Task item »
Nothing in the records may be altered, and no picture may be included. Restate them in full.

Stored data entries »

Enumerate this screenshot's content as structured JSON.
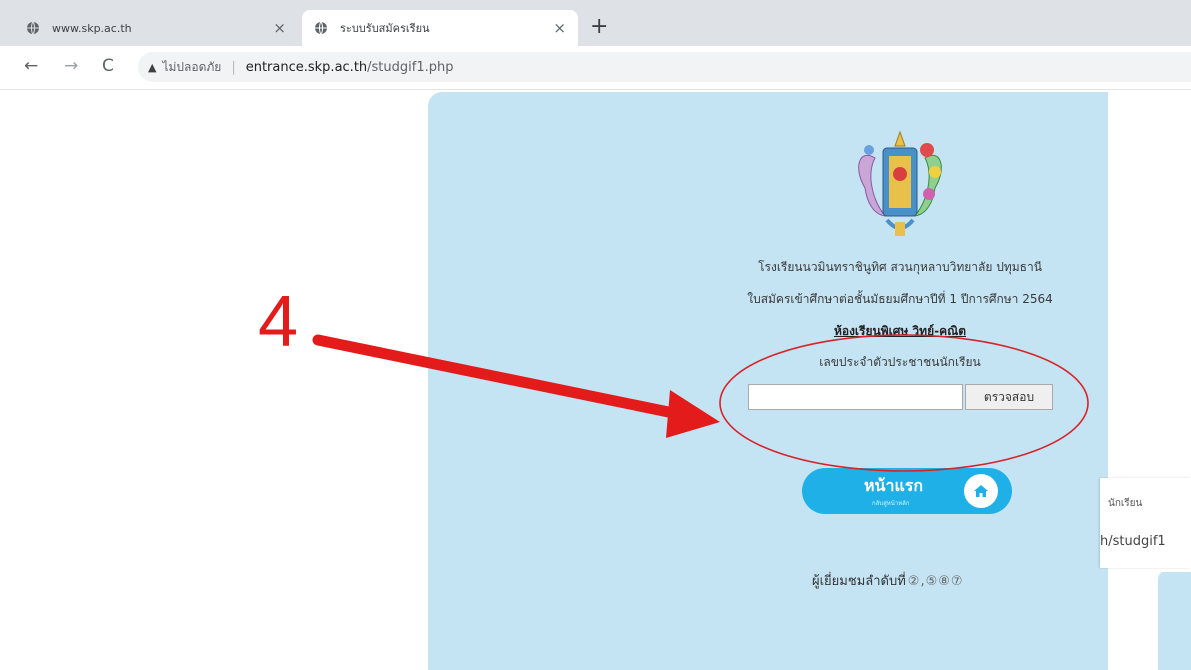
{
  "browser": {
    "tabs": [
      {
        "title": "www.skp.ac.th",
        "active": false
      },
      {
        "title": "ระบบรับสมัครเรียน",
        "active": true
      }
    ],
    "new_tab_symbol": "+",
    "close_symbol": "×",
    "nav": {
      "back": "←",
      "forward": "→",
      "reload": "C"
    },
    "address": {
      "security_icon": "warning-triangle-icon",
      "not_secure_label": "ไม่ปลอดภัย",
      "separator": "|",
      "host": "entrance.skp.ac.th",
      "path": "/studgif1.php"
    }
  },
  "page": {
    "school_name": "โรงเรียนนวมินทราชินูทิศ สวนกุหลาบวิทยาลัย ปทุมธานี",
    "application_title": "ใบสมัครเข้าศึกษาต่อชั้นมัธยมศึกษาปีที่ 1 ปีการศึกษา 2564",
    "program": "ห้องเรียนพิเศษ วิทย์-คณิต",
    "id_label": "เลขประจำตัวประชาชนนักเรียน",
    "id_input_value": "",
    "check_button": "ตรวจสอบ",
    "home_button": {
      "label": "หน้าแรก",
      "sublabel": "กลับสู่หน้าหลัก",
      "icon": "home-icon"
    },
    "visitor_label": "ผู้เยี่ยมชมลำดับที่",
    "visitor_count": "②,⑤⑧⑦"
  },
  "background_window": {
    "tab_title": "นักเรียน",
    "url_fragment": "h/studgif1"
  },
  "annotation": {
    "step_number": "4",
    "color": "#e31b1b"
  },
  "colors": {
    "panel": "#c4e4f4",
    "home_button": "#1eb0e6",
    "annotation": "#e31b1b"
  }
}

Exercise solution »
Enumerate this screenshot's content as structured JSON.
{
  "browser": {
    "tabs": [
      {
        "title": "www.skp.ac.th",
        "active": false
      },
      {
        "title": "ระบบรับสมัครเรียน",
        "active": true
      }
    ],
    "new_tab_symbol": "+",
    "close_symbol": "×",
    "nav": {
      "back": "←",
      "forward": "→",
      "reload": "C"
    },
    "address": {
      "security_icon": "warning-triangle-icon",
      "not_secure_label": "ไม่ปลอดภัย",
      "separator": "|",
      "host": "entrance.skp.ac.th",
      "path": "/studgif1.php"
    }
  },
  "page": {
    "school_name": "โรงเรียนนวมินทราชินูทิศ สวนกุหลาบวิทยาลัย ปทุมธานี",
    "application_title": "ใบสมัครเข้าศึกษาต่อชั้นมัธยมศึกษาปีที่ 1 ปีการศึกษา 2564",
    "program": "ห้องเรียนพิเศษ วิทย์-คณิต",
    "id_label": "เลขประจำตัวประชาชนนักเรียน",
    "id_input_value": "",
    "check_button": "ตรวจสอบ",
    "home_button": {
      "label": "หน้าแรก",
      "sublabel": "กลับสู่หน้าหลัก",
      "icon": "home-icon"
    },
    "visitor_label": "ผู้เยี่ยมชมลำดับที่",
    "visitor_count": "②,⑤⑧⑦"
  },
  "background_window": {
    "tab_title": "นักเรียน",
    "url_fragment": "h/studgif1"
  },
  "annotation": {
    "step_number": "4",
    "color": "#e31b1b"
  },
  "colors": {
    "panel": "#c4e4f4",
    "home_button": "#1eb0e6",
    "annotation": "#e31b1b"
  }
}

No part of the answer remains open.